Self Breast Exams
Look Around, Feel Around, Check Around
Screening Mammograms Saves Lives!
The death rate for breast cancer has decreased 2% per year since the invention of screening mammograms.3/4 of Women who do not make it to surviviorship are the ones who did not have yearly mammograms.The guidelines for screening mammograms recommend all women starting yearly mammograms at age 40. If you have been told you are high risk for developing breast cancer based upon your family history or abnormal changes in your breast seen on a biopsy, you may begin mammograms earlier than 40 and possibly more often than once a year.
Screening mamograms - are yearly exams that are given to women who do not have any breast symptoms or problems. There are two views 1) CC (cranial cuadal) - looks throught the breast from top to bottom. 2) MLO (mediolateral) - looks through the breast from the side. These views allow the mammographer to exam the entire breast.
Diagnostic mammograms - are exams that are needed when there is a problem or symptom in the breast. These exams may press the breast harder. They will place your breasts in different positions.Mammograms are read by mammographers who are radiologists who specialize in breast imaging. They use a scoring system call BIRADS (Breast Imaging Reporting and data system) to describe the findings. This is a score from 0-6. 0- incomplete need more tests, 1 - negative, 2 - benign or stable findings, 3 probably benign (there is a < 2% chance of cancer and the recommendation is for s short term follow up in 6 months0, 4 - suspicious finding (chance of cancer is between 3-94%) you will need a biopsy, 5 - highly suspicious (chance of cancer >94%) you will need a biopsy, 6 - known cancer (already biopsied).
Why do they have to squeeze the breasts for the exam? The mammogram is a type of xray. Your breasts are in between a camera and film plate where light has to travel through your breasts to captures images. The wider the distance the light has to travel the less detail we can see. We compress the breast to decrease the distance to capture more detail. This is a good thing. Most mammograms are digital now so less compresson is needed. 80% of centers have digital mammograms. Ask for a digital mammogram.
Mammograms can be done effectively in women with implants safely.Other diagnostic studies that are used when there is a symptoms or problem are:
Breast MRI - this test uses magnets not radiation, and radio waves to produce a 3D image of the breast. IV contrast dye will be used to help visualized cancerous tissue. Good for women recently diagnosed with cancer before surgery, women who are enrolled in high risk screening clinics who are high risk for cancer and women with young women with dense breasts. Most insurances will approve this test. MRI can lead to uncessary biopsies and increased anxiety.

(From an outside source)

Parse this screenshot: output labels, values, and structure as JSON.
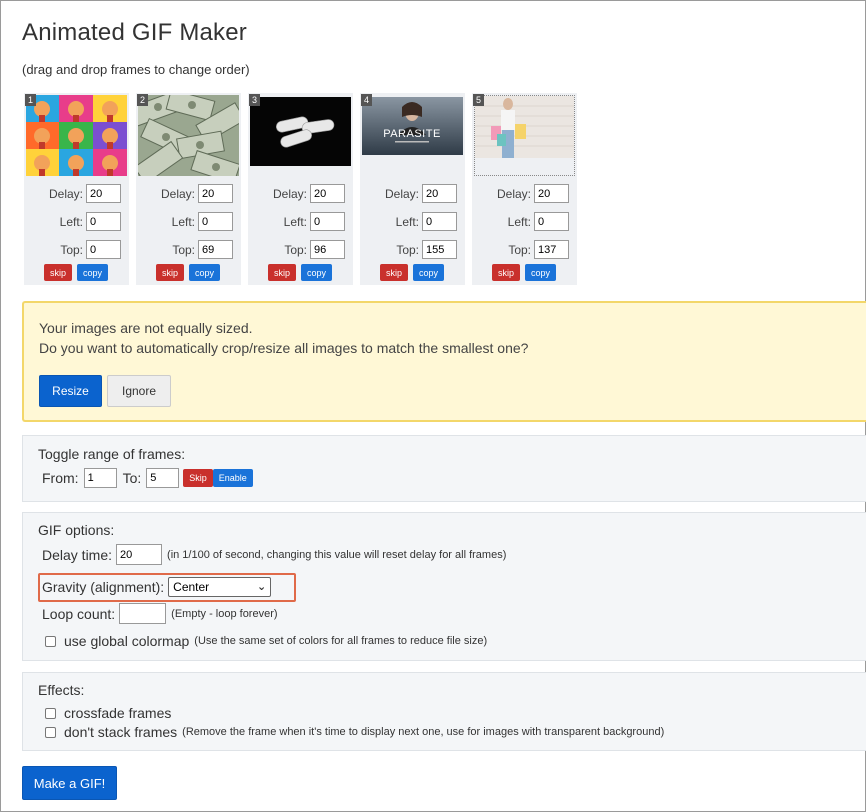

Ultrasound - this test uses sound waves to look through the breast in layers. Not effected by dense breast tissue. The best test that can determine if a mass is solid or cystic. Used in minimially invasive biopsies to ensure the lesion was adequately sampled. This exams is technician dependent. It can not be used as a screening exam to see all of the breast tissue.Specific Gamma Imaging - is a test that does not require compression but looks at blood flow in the breast. This has not been shown to be better than mammogram in detecting cancer and is not standard of care.Tomosynthesis - takes multiple xray 3D pictures of the breast. Still uses the standard mammogram images. Still unknown if theis technology is bettern than digital mammorgrams. Not standard of care.
Yearly Breast Exams
At your routine doctor visit or annual PAP with the OB/GYN you should have a comprehensive breast exam by a doctor or nurse practitioner.He or she should be able to detect changes in your breast such as changes in breast size, skin texture, bruising, redness, nipple retraction, suspicious masses, which could signify anything concerning.Some women who are at high risk for developing cancer should have clinical breast exams every 6 months instead of yearly.Breast Cancer survivors should have clinical breast exams every 6 months for the first 5 years after surgery then yearly. These exams are important to check for evidence of local recurrence. Even women who have had a mastectomy are at risk for cancer coming back and will no longer have mammograms, will need comprehensive breast exams.